via courtesy Green Building Elements

Solar Energy: Making the Switch to a Greener Future – Guest Post by Faith Fernandez

There is a growing interest in finding alternative energy sources for today’s homes. Increasing awareness of the environmental damage caused by burning fossil fuels is one reason for seeking alternative sources. Another concern is that fossil fuel sources, such as oil and coal, are getting harder to find and access. Many experts say that we could run out of these resources if we continue to use them at the rate we’re going.

FPL Solar Rebate Program

One alternative energy source is the sun. Solar energy has been used by humans since they were living in caves. When people now refer to solar power as a new energy source, they’re actually referring to the technologies that have been, and are being developed to tap into solar power with more efficiency. Instead of just passive use of the sun’s heat and light, technologies have been developed to harness this energy and convert it into electricity.

When most people think of using solar energy in their homes, they envision massive arrays of solar panels attached to the roof and complete detachment from the traditional power grid. Unfortunately, harnessing the sun’s energy to the point of being able to go off the grid is still cost-prohibitive for the average homeowner, particularly if they own an existing property. There are ways to help offset these costs, but there are also a number of ways to utilize solar power in the home without a complete overhaul.

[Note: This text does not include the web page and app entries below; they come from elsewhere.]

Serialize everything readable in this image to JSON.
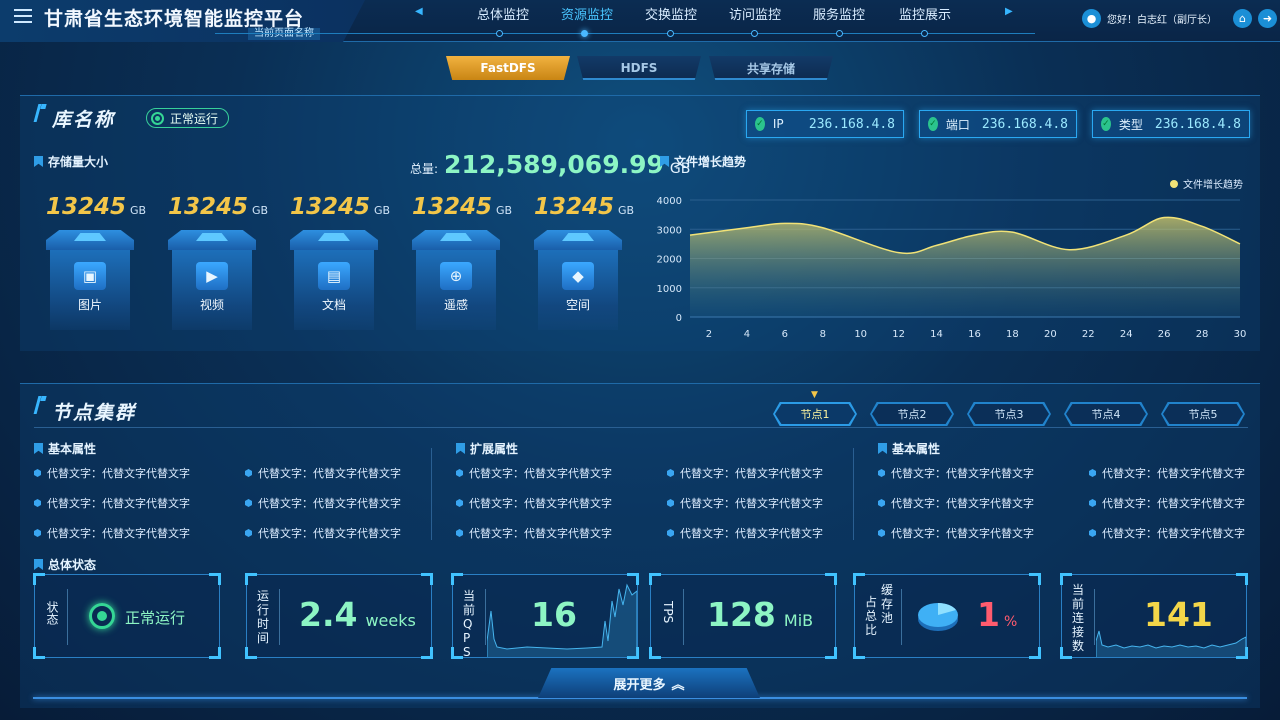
{
  "header": {
    "title": "甘肃省生态环境智能监控平台",
    "subtitle": "当前页面名称",
    "nav": [
      {
        "label": "总体监控",
        "active": false
      },
      {
        "label": "资源监控",
        "active": true
      },
      {
        "label": "交换监控",
        "active": false
      },
      {
        "label": "访问监控",
        "active": false
      },
      {
        "label": "服务监控",
        "active": false
      },
      {
        "label": "监控展示",
        "active": false
      }
    ],
    "greeting": "您好！白志红（副厅长）"
  },
  "storage_tabs": [
    {
      "label": "FastDFS",
      "active": true
    },
    {
      "label": "HDFS",
      "active": false
    },
    {
      "label": "共享存储",
      "active": false
    }
  ],
  "library": {
    "title": "库名称",
    "status": "正常运行",
    "info": [
      {
        "label": "IP",
        "value": "236.168.4.8"
      },
      {
        "label": "端口",
        "value": "236.168.4.8"
      },
      {
        "label": "类型",
        "value": "236.168.4.8"
      }
    ],
    "storage_label": "存储量大小",
    "total_label": "总量:",
    "total_value": "212,589,069.99",
    "total_unit": "GB",
    "cards": [
      {
        "value": "13245",
        "unit": "GB",
        "label": "图片",
        "icon": "image-icon"
      },
      {
        "value": "13245",
        "unit": "GB",
        "label": "视频",
        "icon": "video-icon"
      },
      {
        "value": "13245",
        "unit": "GB",
        "label": "文档",
        "icon": "folder-icon"
      },
      {
        "value": "13245",
        "unit": "GB",
        "label": "遥感",
        "icon": "crosshair-icon"
      },
      {
        "value": "13245",
        "unit": "GB",
        "label": "空间",
        "icon": "cube-icon"
      }
    ]
  },
  "chart_data": {
    "type": "area",
    "title": "文件增长趋势",
    "legend": "文件增长趋势",
    "legend_position": "top-right",
    "x_ticks": [
      2,
      4,
      6,
      8,
      10,
      12,
      14,
      16,
      18,
      20,
      22,
      24,
      26,
      28,
      30
    ],
    "y_ticks": [
      0,
      1000,
      2000,
      3000,
      4000
    ],
    "ylim": [
      0,
      4000
    ],
    "xlim": [
      1,
      30
    ],
    "grid": true,
    "color": "#f1e277",
    "series": [
      {
        "name": "文件增长趋势",
        "x": [
          1,
          4,
          6,
          8,
          12,
          14,
          16,
          18,
          21,
          24,
          26,
          28,
          30
        ],
        "y": [
          2800,
          3050,
          3200,
          3050,
          2200,
          2450,
          2800,
          2900,
          2300,
          2800,
          3400,
          3100,
          2500
        ]
      }
    ]
  },
  "nodes": {
    "title": "节点集群",
    "tabs": [
      {
        "label": "节点1",
        "active": true
      },
      {
        "label": "节点2",
        "active": false
      },
      {
        "label": "节点3",
        "active": false
      },
      {
        "label": "节点4",
        "active": false
      },
      {
        "label": "节点5",
        "active": false
      }
    ],
    "groups": [
      {
        "title": "基本属性",
        "items": [
          "代替文字：代替文字代替文字",
          "代替文字：代替文字代替文字",
          "代替文字：代替文字代替文字",
          "代替文字：代替文字代替文字",
          "代替文字：代替文字代替文字",
          "代替文字：代替文字代替文字"
        ]
      },
      {
        "title": "扩展属性",
        "items": [
          "代替文字：代替文字代替文字",
          "代替文字：代替文字代替文字",
          "代替文字：代替文字代替文字",
          "代替文字：代替文字代替文字",
          "代替文字：代替文字代替文字",
          "代替文字：代替文字代替文字"
        ]
      },
      {
        "title": "基本属性",
        "items": [
          "代替文字：代替文字代替文字",
          "代替文字：代替文字代替文字",
          "代替文字：代替文字代替文字",
          "代替文字：代替文字代替文字",
          "代替文字：代替文字代替文字",
          "代替文字：代替文字代替文字"
        ]
      }
    ],
    "overall_label": "总体状态",
    "status": {
      "state_label": "状态",
      "state_value": "正常运行",
      "uptime_label": "运行时间",
      "uptime_value": "2.4",
      "uptime_unit": "weeks",
      "qps_label": "当前QPS",
      "qps_value": "16",
      "tps_label": "TPS",
      "tps_value": "128",
      "tps_unit": "MiB",
      "cache_label_a": "占总比",
      "cache_label_b": "缓存池",
      "cache_value": "1",
      "cache_unit": "%",
      "conn_label": "当前连接数",
      "conn_value": "141"
    },
    "expand_label": "展开更多"
  }
}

Solar Heating and Cooling Options

Heating and cooling costs combine to approximately 46 percent of a home’s annual energy usage. Solar heating systems can help cut these costs but may not be a viable option with an existing home, at least not without considerable restructuring and expense. One option that can help slash energy bills and can easily be retrofitted to most existing structures would be the solar attic fan. This fan not only would help keep the house more comfortable and save energy, but also can help to extend the life of your roof.

Solar Water Heating

Solar Outdoor Lamp photo courtesy Wikimedia Commons
Solar Outdoor Lamp (photo courtesy: Wikimedia Commons)

After heating and cooling, hot water is the next biggest home energy user, accounting for about 14% of the annual energy costs. Installing a solar water heating system would save much of that energy and cut your utility bills. The amount of savings will vary depending on the type of system and where you live. Homes in a warm, sunny climate will realize greater savings than those in a cooler, northern location.

Switch to Solar Lights Outside

Lighting comes in at about 12 percent of a home’s energy use and includes both inside and outside lights. Solar lighting can easily replace any outdoor lighting, thereby cutting both energy consumption and costs. Anything from landscaping lights to the traditional porch light can be replaced with solar light fixtures.

For homeowners who are eager to reduce their carbon footprint and save money, solar power is an ideal solution for a greener future.

Author: Faith Fernandez for Infinite Energy

All stats are from Energy Star